With such a marvelous reproductive power as this it becomes evident that, despite natural checks to their increase, plants infested are liable after a few weeks to be entirely unable to provide food for the hordes of aphids upon them. Accordingly we find that in most of the generations winged individuals may be produced so that they can migrate to other plants. Winged and wingless forms may therefore be found at almost any time during the summer, and a wide distribution of the insect is obtained in this way.
When cold weather approaches in the fall, a generation appears consisting of both sexes, and the females of this generation lay fertilized eggs which winter over and hatch the following spring. In some cases this does not happen until the second fall and, in a few species at least, sexual individuals have not been discovered and may occur only at long intervals, if at all. This is particularly true of species found in greenhouses, where exposure to winter conditions does not exist.
Many aphids do not feed entirely on one kind of plant but spend a part of the year on one species, and the rest on another. One of the species which is injurious to the apple remains on this tree from fall until May or June when it migrates to grain and spends the summer months there. Another species, living on the elm during the fall, winter and spring, passes to the apple for its summer residence, and a long list of aphids having alternating food plants is now known.
Aphids suck the sap from plants and often produce curling or malformation and even wilting of the leaves, frequently accompanied by discoloration. Root-attacking forms produce knots and deformities affecting the health of the plant, and young fruit becomes hard at the attacked spots and remains small. The punctures aphids make often enable the spores of fungi and bacteria which cause plant diseases to enter the plants, and aphids may even transfer these from one plant to another.
Among the diseases transferred thus are an oat blight, fire blight of the pear and cucurbit wilt. Indirectly by the honeydew in which spores can live for several days, it is probable that the diseases can also be widely distributed through the agency of other insects which visit and feed on honeydew. In general a year when aphids are abundant over a large part of the country is certain to result in great injury to plants of all kinds affected by these insects.

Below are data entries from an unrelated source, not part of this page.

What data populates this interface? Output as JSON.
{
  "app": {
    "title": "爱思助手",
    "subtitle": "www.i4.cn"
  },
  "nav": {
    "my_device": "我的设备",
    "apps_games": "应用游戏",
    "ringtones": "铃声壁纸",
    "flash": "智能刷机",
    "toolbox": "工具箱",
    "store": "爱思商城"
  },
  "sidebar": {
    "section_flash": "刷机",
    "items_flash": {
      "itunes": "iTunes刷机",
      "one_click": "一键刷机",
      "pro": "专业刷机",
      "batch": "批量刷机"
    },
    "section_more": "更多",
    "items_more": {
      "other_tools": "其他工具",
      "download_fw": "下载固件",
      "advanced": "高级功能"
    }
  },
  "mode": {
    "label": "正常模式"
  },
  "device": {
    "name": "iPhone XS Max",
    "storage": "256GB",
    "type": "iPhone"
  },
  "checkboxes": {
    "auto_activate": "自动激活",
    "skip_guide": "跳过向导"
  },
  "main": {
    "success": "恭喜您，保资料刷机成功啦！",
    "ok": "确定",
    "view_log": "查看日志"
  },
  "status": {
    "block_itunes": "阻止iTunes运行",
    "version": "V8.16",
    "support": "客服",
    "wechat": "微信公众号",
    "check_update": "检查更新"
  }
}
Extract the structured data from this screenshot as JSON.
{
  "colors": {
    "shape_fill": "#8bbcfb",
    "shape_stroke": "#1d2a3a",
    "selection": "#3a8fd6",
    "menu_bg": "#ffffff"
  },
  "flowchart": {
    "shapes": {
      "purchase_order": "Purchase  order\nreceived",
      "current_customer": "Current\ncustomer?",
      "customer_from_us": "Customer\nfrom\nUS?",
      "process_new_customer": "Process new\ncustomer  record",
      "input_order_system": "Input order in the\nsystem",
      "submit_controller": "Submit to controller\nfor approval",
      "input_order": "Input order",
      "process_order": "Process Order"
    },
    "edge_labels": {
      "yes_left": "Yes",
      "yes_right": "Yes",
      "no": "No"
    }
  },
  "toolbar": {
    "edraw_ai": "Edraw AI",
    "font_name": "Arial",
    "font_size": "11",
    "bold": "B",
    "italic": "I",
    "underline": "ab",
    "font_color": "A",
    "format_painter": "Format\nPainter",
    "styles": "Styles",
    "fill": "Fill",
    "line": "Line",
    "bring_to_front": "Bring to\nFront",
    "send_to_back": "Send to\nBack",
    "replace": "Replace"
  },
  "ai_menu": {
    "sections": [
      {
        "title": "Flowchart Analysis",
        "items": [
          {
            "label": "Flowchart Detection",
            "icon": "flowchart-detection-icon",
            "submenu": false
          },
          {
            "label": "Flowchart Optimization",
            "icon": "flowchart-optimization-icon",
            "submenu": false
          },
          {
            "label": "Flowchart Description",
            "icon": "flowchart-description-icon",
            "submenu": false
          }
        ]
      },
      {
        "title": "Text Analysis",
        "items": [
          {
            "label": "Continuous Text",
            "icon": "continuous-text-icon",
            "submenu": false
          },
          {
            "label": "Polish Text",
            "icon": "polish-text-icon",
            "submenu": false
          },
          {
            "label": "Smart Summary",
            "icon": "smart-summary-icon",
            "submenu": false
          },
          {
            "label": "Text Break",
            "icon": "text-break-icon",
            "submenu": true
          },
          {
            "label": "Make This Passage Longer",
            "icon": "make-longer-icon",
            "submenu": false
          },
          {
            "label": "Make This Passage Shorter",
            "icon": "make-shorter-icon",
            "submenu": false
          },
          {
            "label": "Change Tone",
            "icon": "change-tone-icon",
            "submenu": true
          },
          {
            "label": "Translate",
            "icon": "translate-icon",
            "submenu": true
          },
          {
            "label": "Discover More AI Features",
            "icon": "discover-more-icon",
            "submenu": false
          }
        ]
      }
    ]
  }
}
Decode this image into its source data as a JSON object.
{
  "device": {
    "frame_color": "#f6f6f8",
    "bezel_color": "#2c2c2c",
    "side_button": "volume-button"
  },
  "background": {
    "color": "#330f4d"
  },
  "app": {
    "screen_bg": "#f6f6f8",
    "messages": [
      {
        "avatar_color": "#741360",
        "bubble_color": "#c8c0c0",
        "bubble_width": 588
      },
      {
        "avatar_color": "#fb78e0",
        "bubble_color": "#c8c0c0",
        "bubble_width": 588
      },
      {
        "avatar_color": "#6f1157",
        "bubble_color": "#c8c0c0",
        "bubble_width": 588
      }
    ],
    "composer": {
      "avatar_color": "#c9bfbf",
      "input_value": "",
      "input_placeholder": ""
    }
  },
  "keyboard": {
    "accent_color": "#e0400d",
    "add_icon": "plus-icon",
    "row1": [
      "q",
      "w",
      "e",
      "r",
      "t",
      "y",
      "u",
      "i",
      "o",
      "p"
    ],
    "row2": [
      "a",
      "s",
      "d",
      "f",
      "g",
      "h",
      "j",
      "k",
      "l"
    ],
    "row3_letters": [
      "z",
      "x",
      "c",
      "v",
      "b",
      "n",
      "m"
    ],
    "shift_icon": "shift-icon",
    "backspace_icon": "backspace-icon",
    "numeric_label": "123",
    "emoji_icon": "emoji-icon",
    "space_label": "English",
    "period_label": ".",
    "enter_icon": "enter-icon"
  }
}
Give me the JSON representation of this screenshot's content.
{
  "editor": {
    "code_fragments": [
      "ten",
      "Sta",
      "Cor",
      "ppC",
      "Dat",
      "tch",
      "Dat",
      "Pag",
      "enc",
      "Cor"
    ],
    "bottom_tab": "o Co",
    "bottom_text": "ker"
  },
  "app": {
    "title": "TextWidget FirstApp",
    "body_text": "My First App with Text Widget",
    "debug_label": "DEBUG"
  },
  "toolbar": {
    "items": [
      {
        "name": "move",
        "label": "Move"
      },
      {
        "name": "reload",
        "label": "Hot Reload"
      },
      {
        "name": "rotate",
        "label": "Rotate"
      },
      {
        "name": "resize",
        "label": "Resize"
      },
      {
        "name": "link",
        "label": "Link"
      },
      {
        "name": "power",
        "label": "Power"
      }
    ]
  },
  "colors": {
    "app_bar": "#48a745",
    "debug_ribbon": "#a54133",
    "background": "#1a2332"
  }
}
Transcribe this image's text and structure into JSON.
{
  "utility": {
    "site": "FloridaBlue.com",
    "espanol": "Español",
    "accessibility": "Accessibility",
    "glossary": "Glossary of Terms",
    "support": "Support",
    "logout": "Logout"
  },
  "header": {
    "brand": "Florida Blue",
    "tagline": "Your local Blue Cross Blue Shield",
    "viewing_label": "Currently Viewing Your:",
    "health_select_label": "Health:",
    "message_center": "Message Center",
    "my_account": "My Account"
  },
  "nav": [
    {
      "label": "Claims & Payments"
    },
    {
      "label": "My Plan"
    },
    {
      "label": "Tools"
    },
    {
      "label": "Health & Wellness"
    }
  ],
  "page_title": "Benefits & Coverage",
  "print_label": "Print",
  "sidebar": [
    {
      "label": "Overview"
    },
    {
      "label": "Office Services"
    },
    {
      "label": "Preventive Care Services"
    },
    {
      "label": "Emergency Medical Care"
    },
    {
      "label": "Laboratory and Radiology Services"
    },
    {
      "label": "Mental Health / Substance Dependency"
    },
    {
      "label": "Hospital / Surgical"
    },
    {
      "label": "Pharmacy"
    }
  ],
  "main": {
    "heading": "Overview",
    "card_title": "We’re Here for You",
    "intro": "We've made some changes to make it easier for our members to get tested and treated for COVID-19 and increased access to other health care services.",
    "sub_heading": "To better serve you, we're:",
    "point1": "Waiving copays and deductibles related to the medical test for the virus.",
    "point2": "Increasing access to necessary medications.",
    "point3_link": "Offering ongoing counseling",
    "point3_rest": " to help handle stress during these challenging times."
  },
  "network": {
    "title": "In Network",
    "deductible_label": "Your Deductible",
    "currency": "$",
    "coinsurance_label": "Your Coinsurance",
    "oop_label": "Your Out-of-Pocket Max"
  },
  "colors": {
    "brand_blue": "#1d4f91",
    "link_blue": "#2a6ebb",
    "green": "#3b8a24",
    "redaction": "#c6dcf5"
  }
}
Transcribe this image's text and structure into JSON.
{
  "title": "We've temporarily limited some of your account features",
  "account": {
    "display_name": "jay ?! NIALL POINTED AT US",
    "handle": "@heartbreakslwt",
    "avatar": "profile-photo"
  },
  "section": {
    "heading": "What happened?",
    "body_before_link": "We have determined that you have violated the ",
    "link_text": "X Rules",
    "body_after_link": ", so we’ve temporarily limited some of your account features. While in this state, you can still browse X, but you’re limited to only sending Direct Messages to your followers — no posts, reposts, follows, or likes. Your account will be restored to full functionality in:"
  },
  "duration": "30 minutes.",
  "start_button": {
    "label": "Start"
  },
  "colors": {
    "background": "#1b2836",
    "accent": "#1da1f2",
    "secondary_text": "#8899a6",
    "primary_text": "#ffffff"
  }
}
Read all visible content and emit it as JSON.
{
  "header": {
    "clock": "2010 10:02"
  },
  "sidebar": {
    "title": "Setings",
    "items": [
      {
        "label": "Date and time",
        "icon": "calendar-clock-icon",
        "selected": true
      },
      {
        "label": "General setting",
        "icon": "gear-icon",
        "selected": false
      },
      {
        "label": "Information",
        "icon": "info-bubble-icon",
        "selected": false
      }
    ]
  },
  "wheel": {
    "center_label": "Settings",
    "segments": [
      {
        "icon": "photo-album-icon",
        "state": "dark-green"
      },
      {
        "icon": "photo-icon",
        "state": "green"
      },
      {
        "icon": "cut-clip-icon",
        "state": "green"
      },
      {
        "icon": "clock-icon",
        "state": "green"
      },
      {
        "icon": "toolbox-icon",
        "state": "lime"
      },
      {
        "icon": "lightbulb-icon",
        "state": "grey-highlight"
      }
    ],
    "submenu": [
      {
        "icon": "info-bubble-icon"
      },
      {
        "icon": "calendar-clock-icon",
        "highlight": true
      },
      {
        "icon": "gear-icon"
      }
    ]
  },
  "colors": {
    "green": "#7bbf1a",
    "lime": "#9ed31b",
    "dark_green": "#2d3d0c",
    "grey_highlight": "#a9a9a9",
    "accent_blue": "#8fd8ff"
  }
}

Ants not only gather the honeydew the aphids produce, but in some cases the relation is closer, particularly with root-feeding species. Aphids have many enemies which destroy great numbers of them. They are also affected by the weather, cloudy, wet periods being favorable, though driving rains destroy many.
Some aphids attack evergreens and produce rather soft, fleshy galls, generally at the bases of the outer shoots. These appear during the spring months and are of full size by midsummer. They then dry and crack open, showing little cavities occupied by the plant lice, which now leave the galls for other parts, either of the same or of some other kind of tree, according to the species concerned.
The gall formation interferes with the growth of the tree by preventing wholly or in part the circulation of the sap in the shoot at the base of which the gall is located, and this results, by the death or checking of the growth, in trees which look thin rather than dense, and in some cases they may become worthless as lawn ornaments. In the East the spruce is often seriously injured in this way.
Many kinds of aphids often become seriously abundant for periods of 2 or 3 years, then disappear for a time. The potato aphid, the beet root aphid, the cabbage aphid, cherry aphids and others are often destructive for a year or two at a time and outbreaks of these or others may be expected any year.